Three phrases guaranteed to chill the marrow of the journeyman games reviewer: 'It's a lot like Falcon 4.0 apparently', 'It's Derek Smart's latest space simulation' and 'Gary Grigsby had a hand in this'. GG's past output - hardcore wargames like War In Russia and Uncommon Valour - are some of the most complicated, labour-intensive PC strategy games ever inflicted on the gaming public. With that in mind, World at War is rather a pleasant surprise.
Rather than overwhelming aspiring Churchills and Stalins with mountains of unit counters, screens of stats and reams of obscure rules, this grand-strategic recreation of WW2 takes a relatively friendly approach. For game purposes the globe is portioned into a patchwork of 364 regions and time is bundled into manageable three-month turns. Units representing armies, fleets or air-groups are constructed and supplied by factories that rely on a single generic resource (found in specific regions) to function. Simple sensible concepts elegantly implemented; so far so good.

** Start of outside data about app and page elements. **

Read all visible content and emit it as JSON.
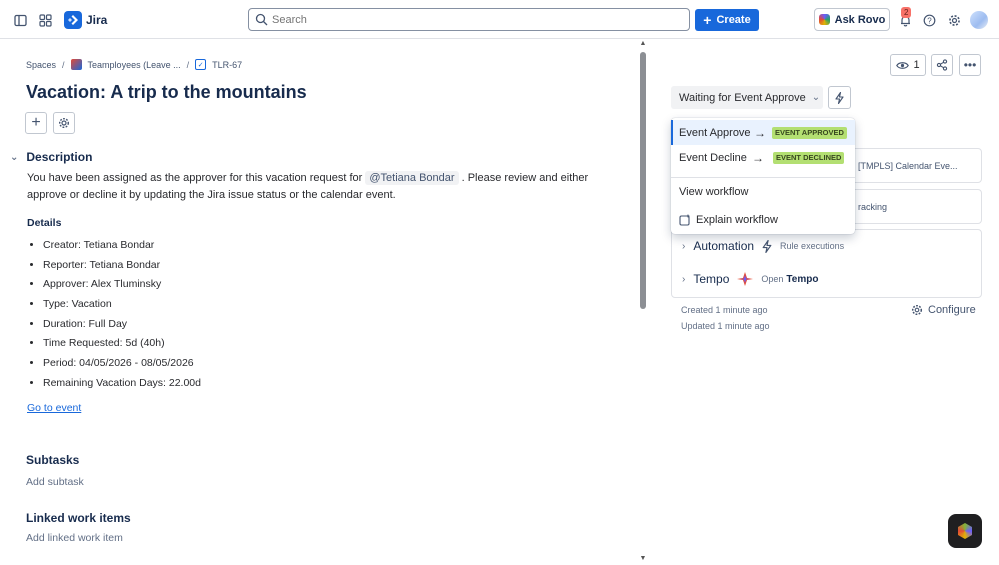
{
  "app": {
    "name": "Jira"
  },
  "search": {
    "placeholder": "Search"
  },
  "topbar": {
    "create_label": "Create",
    "ask_rovo_label": "Ask Rovo",
    "notification_count": "2"
  },
  "breadcrumb": {
    "spaces": "Spaces",
    "project": "Teamployees (Leave ...",
    "issue_key": "TLR-67"
  },
  "issue": {
    "title": "Vacation: A trip to the mountains"
  },
  "description": {
    "heading": "Description",
    "text_before": "You have been assigned as the approver for this vacation request for ",
    "mention": "@Tetiana Bondar",
    "text_after": " . Please review and either approve or decline it by updating the Jira issue status or the calendar event.",
    "details_heading": "Details",
    "details": [
      "Creator: Tetiana Bondar",
      "Reporter: Tetiana Bondar",
      "Approver: Alex Tluminsky",
      "Type: Vacation",
      "Duration: Full Day",
      "Time Requested: 5d (40h)",
      "Period: 04/05/2026 - 08/05/2026",
      "Remaining Vacation Days: 22.00d"
    ],
    "link_label": "Go to event"
  },
  "subtasks": {
    "heading": "Subtasks",
    "add_label": "Add subtask"
  },
  "linked": {
    "heading": "Linked work items",
    "add_label": "Add linked work item"
  },
  "right_panel": {
    "watchers_count": "1",
    "status_label": "Waiting for Event Approve",
    "card1_partial": "[TMPLS] Calendar Eve...",
    "card2_partial": "racking",
    "automation": {
      "title": "Automation",
      "sub": "Rule executions"
    },
    "tempo": {
      "title": "Tempo",
      "open": "Open",
      "brand": "Tempo"
    },
    "created": "Created 1 minute ago",
    "updated": "Updated 1 minute ago",
    "configure_label": "Configure"
  },
  "transitions_menu": {
    "items": [
      {
        "label": "Event Approve",
        "target": "EVENT APPROVED"
      },
      {
        "label": "Event Decline",
        "target": "EVENT DECLINED"
      }
    ],
    "view_workflow": "View workflow",
    "explain_workflow": "Explain workflow"
  },
  "colors": {
    "brand": "#1868db",
    "lozenge_success": "#b3df72",
    "text": "#172b4d"
  }
}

The risk with abstraction like this is that you take the simplification a step too far and wind-up with a play experience that's colourless, unsubtle and short of historical resonance. In at least a couple of areas GG and 2 by 3 Games tumble into this trap. By failing to model diplomacy in even its most rudimentary form, the developers rule-out many fascinating WW2 'what-ifs'. By representing research and development in a chronically unimaginative way (produce research points then spend them boosting the attributes of generic infantry units, tanks etcetera) they strip much of the pleasure and colour from technological progress.